◆ TASK DETAILS: Repeat each entry exactly. Drop every image.

◆ DATA UNDER STUDY:
────────────────

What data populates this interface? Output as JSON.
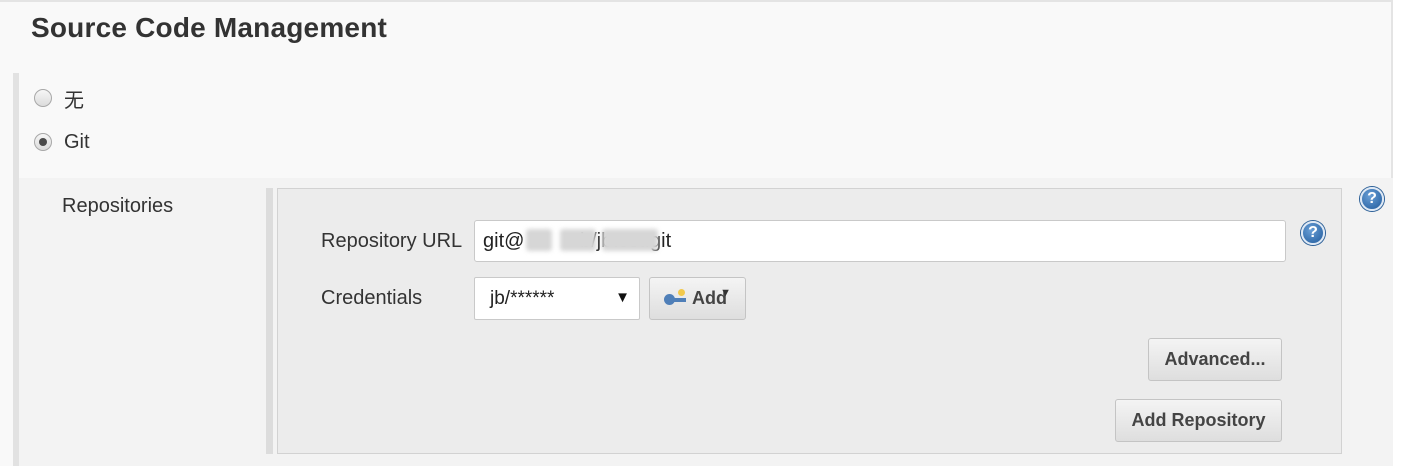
{
  "section": {
    "title": "Source Code Management"
  },
  "scm_options": [
    {
      "label": "无",
      "selected": false
    },
    {
      "label": "Git",
      "selected": true
    }
  ],
  "git": {
    "repositories_label": "Repositories",
    "repository_url_label": "Repository URL",
    "repository_url_value": "git@          b/jbtest.git",
    "credentials_label": "Credentials",
    "credentials_selected": "jb/******",
    "add_button_label": "Add",
    "advanced_button_label": "Advanced...",
    "add_repository_button_label": "Add Repository"
  },
  "icons": {
    "help": "help-icon",
    "key": "key-icon",
    "dropdown": "dropdown-arrow-icon"
  },
  "colors": {
    "help_icon": "#1f5a9c",
    "panel_background": "#ececec"
  }
}
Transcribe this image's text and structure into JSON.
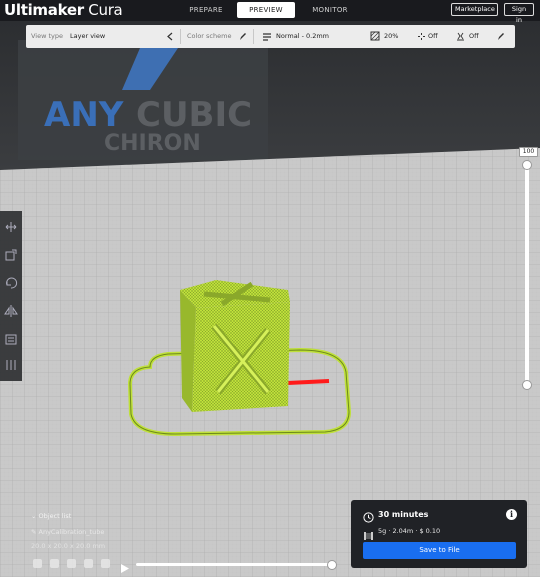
{
  "app": {
    "title_bold": "Ultimaker",
    "title_light": " Cura"
  },
  "stages": [
    {
      "label": "PREPARE",
      "active": false
    },
    {
      "label": "PREVIEW",
      "active": true
    },
    {
      "label": "MONITOR",
      "active": false
    }
  ],
  "header": {
    "marketplace_label": "Marketplace",
    "sign_in_label": "Sign in"
  },
  "view_toolbar": {
    "view_type_label": "View type",
    "view_type_value": "Layer view",
    "color_scheme_label": "Color scheme",
    "profile_value": "Normal - 0.2mm",
    "infill_value": "20%",
    "support_value": "Off",
    "adhesion_value": "Off"
  },
  "printer_branding": {
    "brand_part1": "ANY",
    "brand_part2": "CUBIC",
    "model": "CHIRON"
  },
  "layer_slider": {
    "value": "100"
  },
  "object_info": {
    "list_label": "Object list",
    "object_name": "AnyCalibration_tube",
    "dimensions": "20.0 x 20.0 x 20.0 mm"
  },
  "print_info": {
    "time": "30 minutes",
    "material": "5g · 2.04m · $ 0.10",
    "save_label": "Save to File"
  },
  "colors": {
    "accent_blue": "#196ef0",
    "model_green": "#bfe03a",
    "header_dark": "#191a1e",
    "travel_red": "#ff1a1a"
  },
  "icons": {
    "view_type_chevron": "chevron-left-icon",
    "color_scheme": "pencil-icon",
    "profile": "sliders-icon",
    "infill": "infill-icon",
    "support": "support-icon",
    "adhesion": "adhesion-icon",
    "settings": "pencil-icon",
    "time": "clock-icon",
    "material": "spool-icon",
    "info": "info-icon"
  }
}
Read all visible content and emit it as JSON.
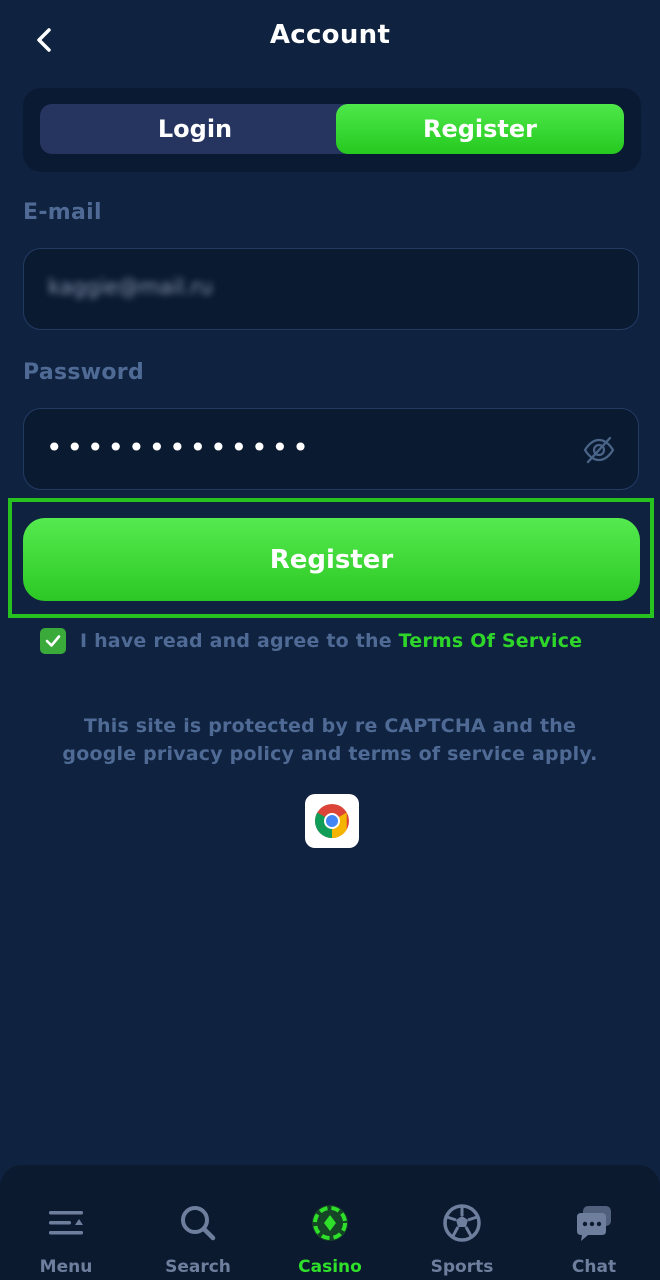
{
  "header": {
    "title": "Account"
  },
  "tabs": [
    {
      "label": "Login",
      "active": false
    },
    {
      "label": "Register",
      "active": true
    }
  ],
  "form": {
    "email_label": "E-mail",
    "email_value": "kaggie@mail.ru",
    "password_label": "Password",
    "password_mask": "•••••••••••••",
    "submit_label": "Register"
  },
  "agreement": {
    "checked": true,
    "text": "I have read and agree to the ",
    "link": "Terms Of Service"
  },
  "captcha": {
    "line1": "This site is protected by re CAPTCHA and the",
    "line2": "google privacy policy and terms of service apply."
  },
  "bottom_nav": [
    {
      "label": "Menu",
      "icon": "menu-icon",
      "active": false
    },
    {
      "label": "Search",
      "icon": "search-icon",
      "active": false
    },
    {
      "label": "Casino",
      "icon": "casino-chip-icon",
      "active": true
    },
    {
      "label": "Sports",
      "icon": "soccer-ball-icon",
      "active": false
    },
    {
      "label": "Chat",
      "icon": "chat-icon",
      "active": false
    }
  ],
  "colors": {
    "background": "#0f2240",
    "accent_green": "#2fd62a",
    "muted_text": "#4f6b95"
  }
}
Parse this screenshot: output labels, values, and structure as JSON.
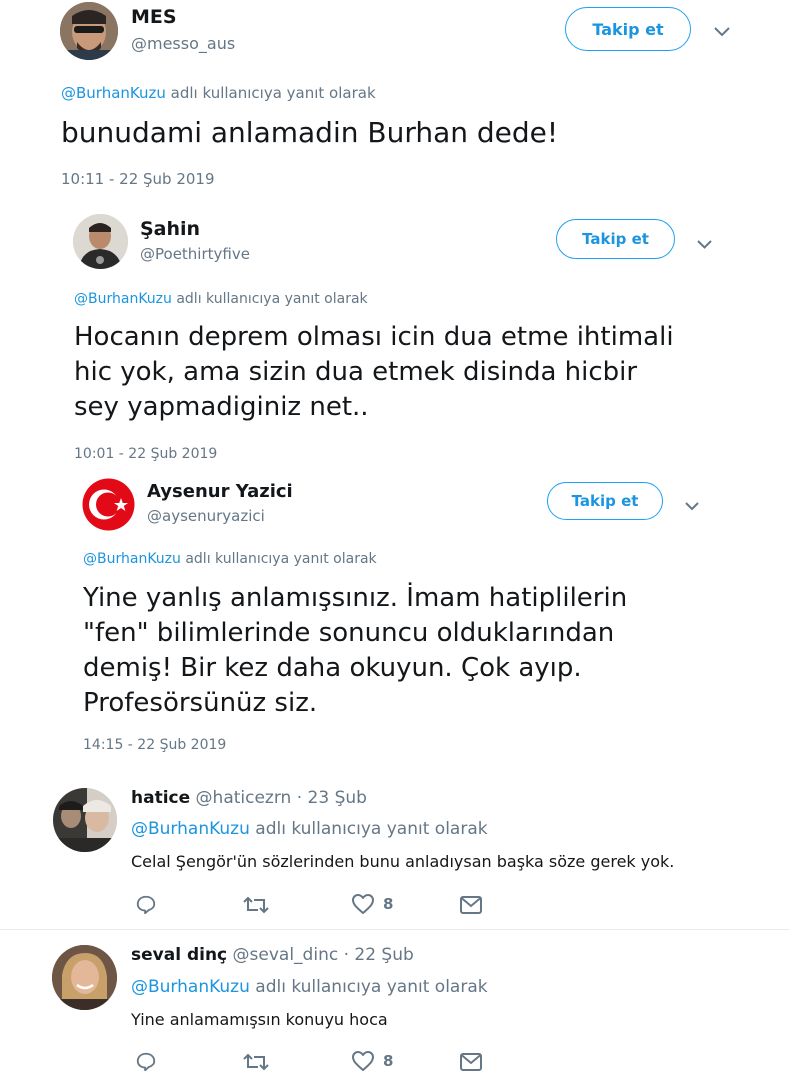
{
  "tweets": [
    {
      "name": "MES",
      "handle": "@messo_aus",
      "follow_label": "Takip et",
      "reply_mention": "@BurhanKuzu",
      "reply_suffix": " adlı kullanıcıya yanıt olarak",
      "text": "bunudami anlamadin Burhan dede!",
      "time": "10:11 - 22 Şub 2019"
    },
    {
      "name": "Şahin",
      "handle": "@Poethirtyfive",
      "follow_label": "Takip et",
      "reply_mention": "@BurhanKuzu",
      "reply_suffix": " adlı kullanıcıya yanıt olarak",
      "text": "Hocanın deprem olması icin dua etme ihtimali\nhic yok, ama sizin dua etmek disinda hicbir\nsey yapmadiginiz net..",
      "time": "10:01 - 22 Şub 2019"
    },
    {
      "name": "Aysenur Yazici",
      "handle": "@aysenuryazici",
      "follow_label": "Takip et",
      "reply_mention": "@BurhanKuzu",
      "reply_suffix": " adlı kullanıcıya yanıt olarak",
      "text": "Yine yanlış anlamışsınız. İmam hatiplilerin\n\"fen\" bilimlerinde sonuncu olduklarından\ndemiş! Bir kez daha okuyun. Çok ayıp.\nProfesörsünüz siz.",
      "time": "14:15 - 22 Şub 2019"
    }
  ],
  "replies": [
    {
      "name": "hatice",
      "handle": "@haticezrn",
      "date": " · 23 Şub",
      "reply_mention": "@BurhanKuzu",
      "reply_suffix": " adlı kullanıcıya yanıt olarak",
      "text": "Celal Şengör'ün sözlerinden bunu anladıysan başka söze gerek yok.",
      "likes": "8"
    },
    {
      "name": "seval dinç",
      "handle": "@seval_dinc",
      "date": " · 22 Şub",
      "reply_mention": "@BurhanKuzu",
      "reply_suffix": " adlı kullanıcıya yanıt olarak",
      "text": "Yine anlamamışsın konuyu hoca",
      "likes": "8"
    }
  ],
  "colors": {
    "accent": "#1da1f2",
    "link": "#1b95e0",
    "muted": "#657786",
    "text": "#14171a",
    "divider": "#e6ecf0"
  }
}
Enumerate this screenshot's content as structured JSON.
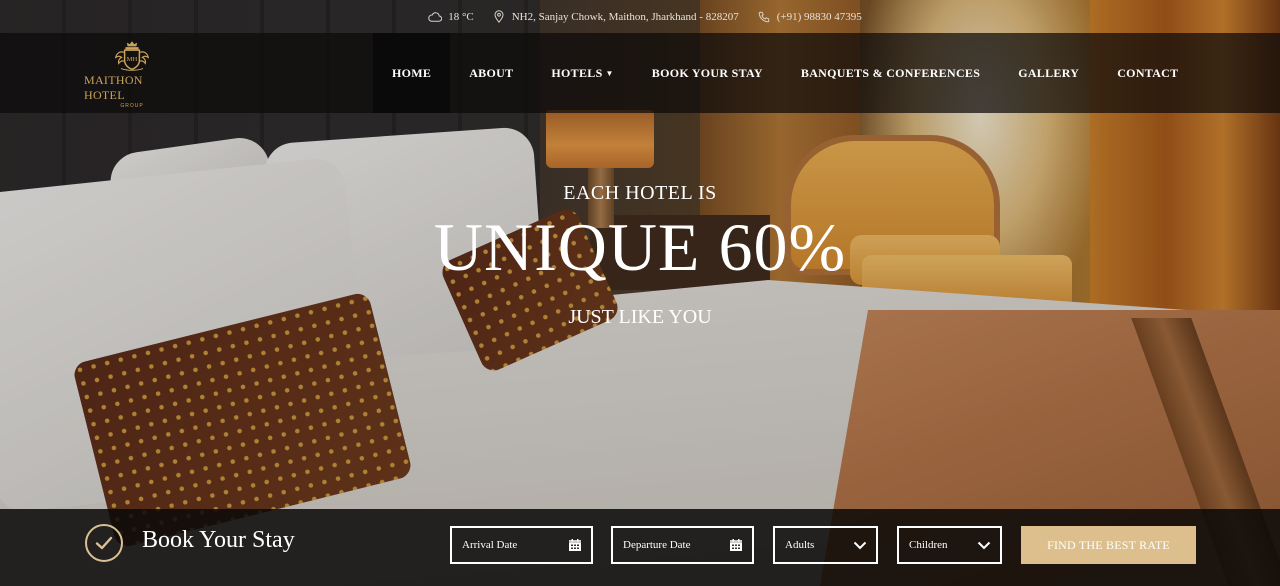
{
  "topbar": {
    "weather": "18 °C",
    "address": "NH2, Sanjay Chowk, Maithon, Jharkhand - 828207",
    "phone": "(+91) 98830 47395"
  },
  "logo": {
    "name": "MAITHON HOTEL",
    "sub": "GROUP"
  },
  "nav": {
    "items": [
      {
        "label": "HOME"
      },
      {
        "label": "ABOUT"
      },
      {
        "label": "HOTELS"
      },
      {
        "label": "BOOK YOUR STAY"
      },
      {
        "label": "BANQUETS & CONFERENCES"
      },
      {
        "label": "GALLERY"
      },
      {
        "label": "CONTACT"
      }
    ],
    "active_index": 0
  },
  "hero": {
    "eyebrow": "EACH HOTEL IS",
    "headline": "UNIQUE 60%",
    "tagline": "JUST LIKE YOU"
  },
  "booking": {
    "title": "Book Your Stay",
    "arrival": "Arrival Date",
    "departure": "Departure Date",
    "adults": "Adults",
    "children": "Children",
    "cta": "FIND THE BEST RATE"
  },
  "colors": {
    "accent": "#ddbf8d",
    "logo_gold": "#c9a25c",
    "nav_bg": "#0c0a0a"
  },
  "icons": [
    "cloud-icon",
    "location-pin-icon",
    "phone-icon",
    "check-circle-icon",
    "calendar-icon",
    "chevron-down-icon",
    "caret-down-icon"
  ]
}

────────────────

◆ RESULT:
What data populates this interface? Output as JSON.
{
  "section": {
    "title": "Source Code Management"
  },
  "scm_options": [
    {
      "label": "无",
      "selected": false
    },
    {
      "label": "Git",
      "selected": true
    }
  ],
  "git": {
    "repositories_label": "Repositories",
    "repository_url_label": "Repository URL",
    "repository_url_value": "git@          b/jbtest.git",
    "credentials_label": "Credentials",
    "credentials_selected": "jb/******",
    "add_button_label": "Add",
    "advanced_button_label": "Advanced...",
    "add_repository_button_label": "Add Repository"
  },
  "icons": {
    "help": "help-icon",
    "key": "key-icon",
    "dropdown": "dropdown-arrow-icon"
  },
  "colors": {
    "help_icon": "#1f5a9c",
    "panel_background": "#ececec"
  }
}
Transcribe this image's text and structure into JSON.
{
  "app": {
    "title_bold": "Ultimaker",
    "title_light": " Cura"
  },
  "stages": [
    {
      "label": "PREPARE",
      "active": false
    },
    {
      "label": "PREVIEW",
      "active": true
    },
    {
      "label": "MONITOR",
      "active": false
    }
  ],
  "header": {
    "marketplace_label": "Marketplace",
    "sign_in_label": "Sign in"
  },
  "view_toolbar": {
    "view_type_label": "View type",
    "view_type_value": "Layer view",
    "color_scheme_label": "Color scheme",
    "profile_value": "Normal - 0.2mm",
    "infill_value": "20%",
    "support_value": "Off",
    "adhesion_value": "Off"
  },
  "printer_branding": {
    "brand_part1": "ANY",
    "brand_part2": "CUBIC",
    "model": "CHIRON"
  },
  "layer_slider": {
    "value": "100"
  },
  "object_info": {
    "list_label": "Object list",
    "object_name": "AnyCalibration_tube",
    "dimensions": "20.0 x 20.0 x 20.0 mm"
  },
  "print_info": {
    "time": "30 minutes",
    "material": "5g · 2.04m · $ 0.10",
    "save_label": "Save to File"
  },
  "colors": {
    "accent_blue": "#196ef0",
    "model_green": "#bfe03a",
    "header_dark": "#191a1e",
    "travel_red": "#ff1a1a"
  },
  "icons": {
    "view_type_chevron": "chevron-left-icon",
    "color_scheme": "pencil-icon",
    "profile": "sliders-icon",
    "infill": "infill-icon",
    "support": "support-icon",
    "adhesion": "adhesion-icon",
    "settings": "pencil-icon",
    "time": "clock-icon",
    "material": "spool-icon",
    "info": "info-icon"
  }
}
Read all visible content and emit it as JSON.
{
  "header": {
    "title": "Account"
  },
  "tabs": [
    {
      "label": "Login",
      "active": false
    },
    {
      "label": "Register",
      "active": true
    }
  ],
  "form": {
    "email_label": "E-mail",
    "email_value": "kaggie@mail.ru",
    "password_label": "Password",
    "password_mask": "•••••••••••••",
    "submit_label": "Register"
  },
  "agreement": {
    "checked": true,
    "text": "I have read and agree to the ",
    "link": "Terms Of Service"
  },
  "captcha": {
    "line1": "This site is protected by re CAPTCHA and the",
    "line2": "google privacy policy and terms of service apply."
  },
  "bottom_nav": [
    {
      "label": "Menu",
      "icon": "menu-icon",
      "active": false
    },
    {
      "label": "Search",
      "icon": "search-icon",
      "active": false
    },
    {
      "label": "Casino",
      "icon": "casino-chip-icon",
      "active": true
    },
    {
      "label": "Sports",
      "icon": "soccer-ball-icon",
      "active": false
    },
    {
      "label": "Chat",
      "icon": "chat-icon",
      "active": false
    }
  ],
  "colors": {
    "background": "#0f2240",
    "accent_green": "#2fd62a",
    "muted_text": "#4f6b95"
  }
}
Parse this screenshot: output labels, values, and structure as JSON.
{
  "tweets": [
    {
      "name": "MES",
      "handle": "@messo_aus",
      "follow_label": "Takip et",
      "reply_mention": "@BurhanKuzu",
      "reply_suffix": " adlı kullanıcıya yanıt olarak",
      "text": "bunudami anlamadin Burhan dede!",
      "time": "10:11 - 22 Şub 2019"
    },
    {
      "name": "Şahin",
      "handle": "@Poethirtyfive",
      "follow_label": "Takip et",
      "reply_mention": "@BurhanKuzu",
      "reply_suffix": " adlı kullanıcıya yanıt olarak",
      "text": "Hocanın deprem olması icin dua etme ihtimali\nhic yok, ama sizin dua etmek disinda hicbir\nsey yapmadiginiz net..",
      "time": "10:01 - 22 Şub 2019"
    },
    {
      "name": "Aysenur Yazici",
      "handle": "@aysenuryazici",
      "follow_label": "Takip et",
      "reply_mention": "@BurhanKuzu",
      "reply_suffix": " adlı kullanıcıya yanıt olarak",
      "text": "Yine yanlış anlamışsınız. İmam hatiplilerin\n\"fen\" bilimlerinde sonuncu olduklarından\ndemiş! Bir kez daha okuyun. Çok ayıp.\nProfesörsünüz siz.",
      "time": "14:15 - 22 Şub 2019"
    }
  ],
  "replies": [
    {
      "name": "hatice",
      "handle": "@haticezrn",
      "date": " · 23 Şub",
      "reply_mention": "@BurhanKuzu",
      "reply_suffix": " adlı kullanıcıya yanıt olarak",
      "text": "Celal Şengör'ün sözlerinden bunu anladıysan başka söze gerek yok.",
      "likes": "8"
    },
    {
      "name": "seval dinç",
      "handle": "@seval_dinc",
      "date": " · 22 Şub",
      "reply_mention": "@BurhanKuzu",
      "reply_suffix": " adlı kullanıcıya yanıt olarak",
      "text": "Yine anlamamışsın konuyu hoca",
      "likes": "8"
    }
  ],
  "colors": {
    "accent": "#1da1f2",
    "link": "#1b95e0",
    "muted": "#657786",
    "text": "#14171a",
    "divider": "#e6ecf0"
  }
}
Enumerate this screenshot's content as structured JSON.
{
  "topbar": {
    "weather": "18 °C",
    "address": "NH2, Sanjay Chowk, Maithon, Jharkhand - 828207",
    "phone": "(+91) 98830 47395"
  },
  "logo": {
    "name": "MAITHON HOTEL",
    "sub": "GROUP"
  },
  "nav": {
    "items": [
      {
        "label": "HOME"
      },
      {
        "label": "ABOUT"
      },
      {
        "label": "HOTELS"
      },
      {
        "label": "BOOK YOUR STAY"
      },
      {
        "label": "BANQUETS & CONFERENCES"
      },
      {
        "label": "GALLERY"
      },
      {
        "label": "CONTACT"
      }
    ],
    "active_index": 0
  },
  "hero": {
    "eyebrow": "EACH HOTEL IS",
    "headline": "UNIQUE 60%",
    "tagline": "JUST LIKE YOU"
  },
  "booking": {
    "title": "Book Your Stay",
    "arrival": "Arrival Date",
    "departure": "Departure Date",
    "adults": "Adults",
    "children": "Children",
    "cta": "FIND THE BEST RATE"
  },
  "colors": {
    "accent": "#ddbf8d",
    "logo_gold": "#c9a25c",
    "nav_bg": "#0c0a0a"
  },
  "icons": [
    "cloud-icon",
    "location-pin-icon",
    "phone-icon",
    "check-circle-icon",
    "calendar-icon",
    "chevron-down-icon",
    "caret-down-icon"
  ]
}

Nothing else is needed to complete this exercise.